I dumped all my clothes onto our den floor ...

the mass

... sorted through them, and came up with these piles:

giveawaysbaking clothes
giveaways / baking clothes

exercise clothesloungy clothes
exercise / loungy

and my 12 items
1. gray wrap dress2. pearl cap-sleeve blouse
3. gray pinstripe skirt4. black crew-neck T
5. gray cap-sleeve T6. gray long-sleeve scoop neck T
7. gray tank8. black billowy tunic
9. purple skirt10. black skirt
11. high-waisted jeans12. cowl neck sweater

so many possibilities
My 12: neutral colors, simple cuts, easily accessorized. I'm a scarf and shoe girl. I'm gonna start taking photos of my outfits to see just how versatile 12 items can be.

And then those other piles ... exercise and work clothes are absolutely necessary. And loungy clothes? I wanna make sure my 12 items stay nice, which means not wearing them around the house while I'm cleaning, watching TV, napping, cooking, etc.

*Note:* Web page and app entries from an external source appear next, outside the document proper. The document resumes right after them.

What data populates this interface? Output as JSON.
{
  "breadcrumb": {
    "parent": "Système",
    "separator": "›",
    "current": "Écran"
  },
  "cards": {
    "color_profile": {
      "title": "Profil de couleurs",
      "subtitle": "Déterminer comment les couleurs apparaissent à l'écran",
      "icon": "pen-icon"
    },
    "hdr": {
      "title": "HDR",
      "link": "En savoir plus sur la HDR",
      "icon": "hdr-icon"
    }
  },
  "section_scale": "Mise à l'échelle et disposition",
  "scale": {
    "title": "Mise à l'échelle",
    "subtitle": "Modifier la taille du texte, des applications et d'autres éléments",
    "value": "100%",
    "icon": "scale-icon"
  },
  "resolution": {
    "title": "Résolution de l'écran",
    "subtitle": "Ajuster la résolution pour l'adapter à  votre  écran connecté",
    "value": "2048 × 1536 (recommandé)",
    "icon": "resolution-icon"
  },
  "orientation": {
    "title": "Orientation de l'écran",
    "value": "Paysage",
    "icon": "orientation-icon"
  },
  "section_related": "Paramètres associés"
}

next up: phases two & three
two. As I was staring at those exercise and lounge piles I thought I could whittle those down to 12 items or less each, too. But I'll live with my current setup and see which clothes I gravitate to ...

three. And then ... I like the clothes I have in my 12 items, but very few of them are good enough to hang around in my closet for 10 years. As I get in better shape and need to buy smaller clothes, I'll use it as a chance to replace my 12 items, one by one, with higher-quality pieces.

and this relates to food & do how?
Like I said when I reorganized our office, a cluttered space is a cluttered mind is a weak foundation for making good decisions. I was feeling a little overwhelmed by the overfilled dresser looming in our bedroom.

I feel like I exacted control over it, and that I've crossed one more thing off my list of things to worry about.

So now I have more energy to worry about tracking my food and exercise ...